I was talking with another real estate agent yesterday and he told me he had six offers on a property he had listed. Since April, most of the time when we submit an offer for a buyer, the listing agent tells us there are multiple offers for the property and asks for our buyer’s highest and best offer. Other agents in our office are also seeing the same thing. We believe that the Phoenix housing market is changing. Here are a few key statistics recently released by ARMLS (Arizona Regional Multiple Listing Service).
- The number of homes sold for each of the last three months has been over 9,000. May saw 9,809 homes sold, an 8.1% increase over May of last year. This was also the second highest monthly sales figure since August of 2005.
- Total inventory of homes has dropped significantly in recent months. May inventory was at 31,661 homes, the lowest number in the past 24 months and 23.4% lower than May 2011. For comparison, inventory in November 2010 was 45,353.

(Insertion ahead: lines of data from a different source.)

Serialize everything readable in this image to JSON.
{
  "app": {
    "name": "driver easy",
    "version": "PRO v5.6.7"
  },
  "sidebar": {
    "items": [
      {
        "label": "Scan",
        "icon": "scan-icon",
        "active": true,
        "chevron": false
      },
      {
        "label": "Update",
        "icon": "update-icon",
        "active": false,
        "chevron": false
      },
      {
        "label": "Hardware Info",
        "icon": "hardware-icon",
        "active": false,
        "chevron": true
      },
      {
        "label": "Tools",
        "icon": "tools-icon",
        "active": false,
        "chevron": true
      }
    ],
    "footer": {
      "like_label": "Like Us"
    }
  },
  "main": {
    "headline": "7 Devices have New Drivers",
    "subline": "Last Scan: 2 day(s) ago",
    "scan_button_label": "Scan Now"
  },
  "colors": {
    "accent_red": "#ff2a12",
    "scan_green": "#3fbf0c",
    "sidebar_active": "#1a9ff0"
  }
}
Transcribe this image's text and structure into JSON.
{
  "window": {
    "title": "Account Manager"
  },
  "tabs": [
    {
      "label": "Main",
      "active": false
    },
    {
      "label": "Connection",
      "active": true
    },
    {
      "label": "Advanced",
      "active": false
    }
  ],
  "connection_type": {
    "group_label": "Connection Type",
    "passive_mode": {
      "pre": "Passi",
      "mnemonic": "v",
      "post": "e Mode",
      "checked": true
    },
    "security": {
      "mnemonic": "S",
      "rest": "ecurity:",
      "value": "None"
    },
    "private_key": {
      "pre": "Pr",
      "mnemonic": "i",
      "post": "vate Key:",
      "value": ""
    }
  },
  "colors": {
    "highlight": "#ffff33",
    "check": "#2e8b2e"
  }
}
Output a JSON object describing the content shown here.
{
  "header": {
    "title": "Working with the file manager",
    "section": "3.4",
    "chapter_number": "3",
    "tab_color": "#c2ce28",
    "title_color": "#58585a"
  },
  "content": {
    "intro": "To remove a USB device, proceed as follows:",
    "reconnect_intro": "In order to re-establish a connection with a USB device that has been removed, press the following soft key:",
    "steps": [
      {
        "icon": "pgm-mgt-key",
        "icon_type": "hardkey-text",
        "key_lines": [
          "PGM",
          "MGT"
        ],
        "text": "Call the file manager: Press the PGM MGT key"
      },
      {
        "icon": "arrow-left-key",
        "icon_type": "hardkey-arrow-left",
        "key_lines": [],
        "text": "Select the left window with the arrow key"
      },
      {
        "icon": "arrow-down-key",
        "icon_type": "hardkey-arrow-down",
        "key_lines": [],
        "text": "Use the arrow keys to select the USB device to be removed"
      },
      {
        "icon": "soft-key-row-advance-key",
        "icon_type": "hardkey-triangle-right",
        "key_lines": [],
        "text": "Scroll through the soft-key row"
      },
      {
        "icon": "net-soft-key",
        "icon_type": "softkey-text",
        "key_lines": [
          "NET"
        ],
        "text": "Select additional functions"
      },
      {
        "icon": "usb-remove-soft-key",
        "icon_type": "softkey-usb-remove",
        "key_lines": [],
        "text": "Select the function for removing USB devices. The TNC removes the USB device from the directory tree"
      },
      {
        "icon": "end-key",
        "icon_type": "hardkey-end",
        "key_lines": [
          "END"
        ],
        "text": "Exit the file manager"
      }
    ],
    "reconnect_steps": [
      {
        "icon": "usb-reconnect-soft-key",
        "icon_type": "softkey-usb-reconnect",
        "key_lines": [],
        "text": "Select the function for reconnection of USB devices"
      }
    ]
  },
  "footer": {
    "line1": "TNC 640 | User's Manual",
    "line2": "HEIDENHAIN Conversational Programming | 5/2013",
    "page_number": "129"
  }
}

- Average and median sales prices have been relatively flat over the past six months.
- A large portion of sales activity has been for properties priced under $100,000. 46% of pending contracts in May were for properties priced under $100,000. Another 22.4% were for properties priced between $100,000 and $150,000.
- Foreclosure and short sale properties continue to make up a large portion of sales and of properties still available for sale.
All of this data signals that the Phoenix market area is changing. We believe there will continue to be significant monthly decreases in the number of properties available for sale for less than $100,000. We think the lower inventory has already started to put some upward pressure on prices although it may take a while for this to show up statistically. If more listings start being added to the market in response to the demand then prices are likely to stay fairly flat. However, we think the lower inventory has already started to put some upward pressure on prices and if inventory continues to shrink we will start to see gradual increases in average prices.